# ASSIGNMENT
With the pictures removed, write out the full listing below exactly.

MATERIAL TO PROCESS START

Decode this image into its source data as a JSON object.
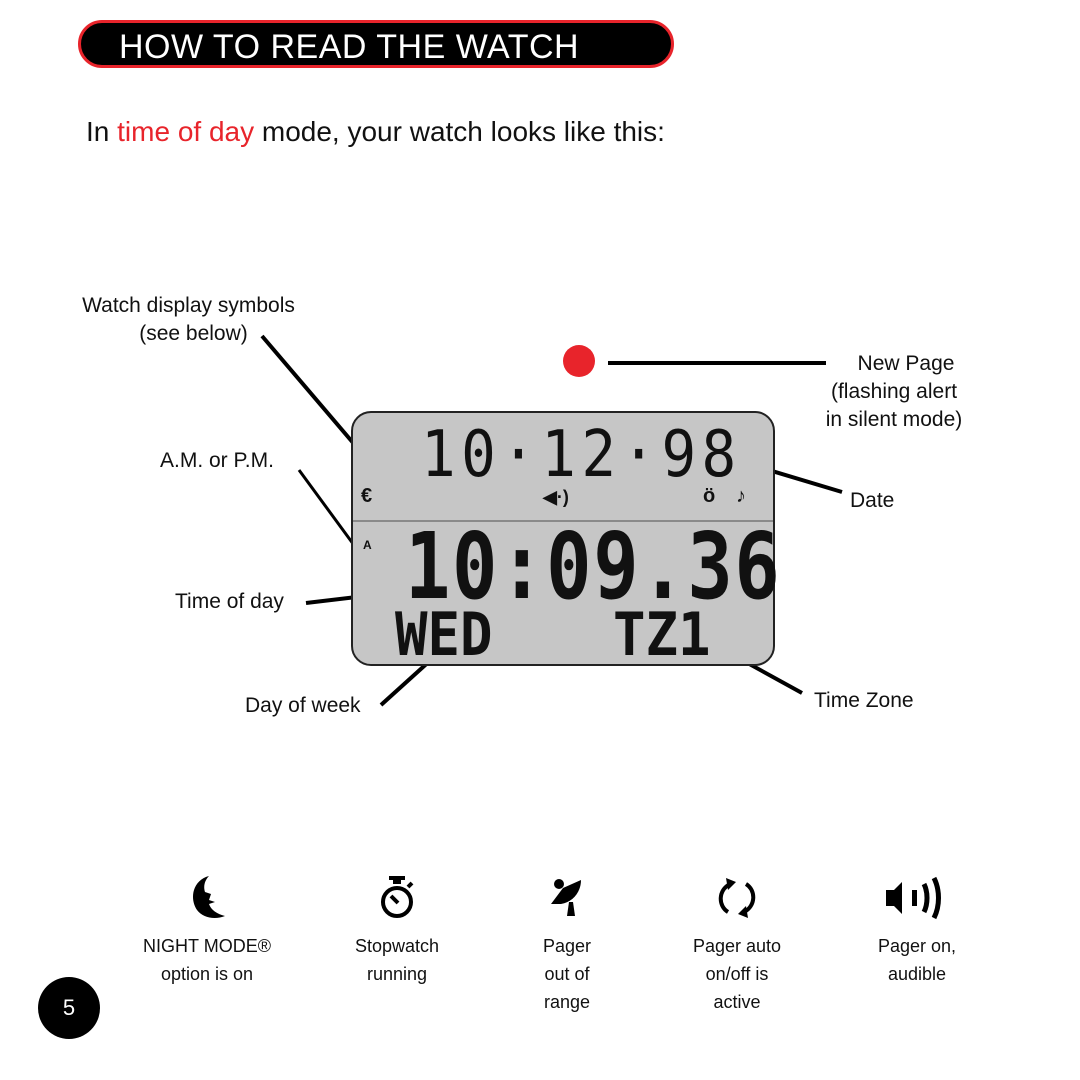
{
  "header": {
    "title": "HOW TO READ THE WATCH"
  },
  "intro": {
    "prefix": "In ",
    "highlight": "time of day",
    "suffix": " mode, your watch looks like this:"
  },
  "callouts": {
    "display_symbols": [
      "Watch display symbols",
      "(see below)"
    ],
    "am_pm": "A.M. or P.M.",
    "time_of_day": "Time of day",
    "day_of_week": "Day of week",
    "new_page": [
      "New Page",
      "(flashing alert",
      "in silent mode)"
    ],
    "date": "Date",
    "time_zone": "Time Zone"
  },
  "lcd": {
    "date": "10·12·98",
    "time": "10:09.36",
    "day": "WED",
    "time_zone": "TZ1",
    "icons": {
      "night_mode": "€",
      "am_indicator": "A",
      "speaker": "◀·)",
      "stopwatch": "ö",
      "note": "♪"
    }
  },
  "colors": {
    "accent": "#e8242b",
    "lcd_bg": "#c6c6c6"
  },
  "symbols": [
    {
      "icon": "moon-icon",
      "lines": [
        "NIGHT MODE®",
        "option is on"
      ]
    },
    {
      "icon": "stopwatch-icon",
      "lines": [
        "Stopwatch",
        "running"
      ]
    },
    {
      "icon": "satellite-dish-icon",
      "lines": [
        "Pager",
        "out of",
        "range"
      ]
    },
    {
      "icon": "auto-cycle-icon",
      "lines": [
        "Pager auto",
        "on/off is",
        "active"
      ]
    },
    {
      "icon": "speaker-icon",
      "lines": [
        "Pager on,",
        "audible"
      ]
    }
  ],
  "page_number": "5"
}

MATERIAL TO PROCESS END

# EXERCISE RESULT
Decode this image into its source data as a JSON object.
{
  "header": {
    "title": "HOW TO READ THE WATCH"
  },
  "intro": {
    "prefix": "In ",
    "highlight": "time of day",
    "suffix": " mode, your watch looks like this:"
  },
  "callouts": {
    "display_symbols": [
      "Watch display symbols",
      "(see below)"
    ],
    "am_pm": "A.M. or P.M.",
    "time_of_day": "Time of day",
    "day_of_week": "Day of week",
    "new_page": [
      "New Page",
      "(flashing alert",
      "in silent mode)"
    ],
    "date": "Date",
    "time_zone": "Time Zone"
  },
  "lcd": {
    "date": "10·12·98",
    "time": "10:09.36",
    "day": "WED",
    "time_zone": "TZ1",
    "icons": {
      "night_mode": "€",
      "am_indicator": "A",
      "speaker": "◀·)",
      "stopwatch": "ö",
      "note": "♪"
    }
  },
  "colors": {
    "accent": "#e8242b",
    "lcd_bg": "#c6c6c6"
  },
  "symbols": [
    {
      "icon": "moon-icon",
      "lines": [
        "NIGHT MODE®",
        "option is on"
      ]
    },
    {
      "icon": "stopwatch-icon",
      "lines": [
        "Stopwatch",
        "running"
      ]
    },
    {
      "icon": "satellite-dish-icon",
      "lines": [
        "Pager",
        "out of",
        "range"
      ]
    },
    {
      "icon": "auto-cycle-icon",
      "lines": [
        "Pager auto",
        "on/off is",
        "active"
      ]
    },
    {
      "icon": "speaker-icon",
      "lines": [
        "Pager on,",
        "audible"
      ]
    }
  ],
  "page_number": "5"
}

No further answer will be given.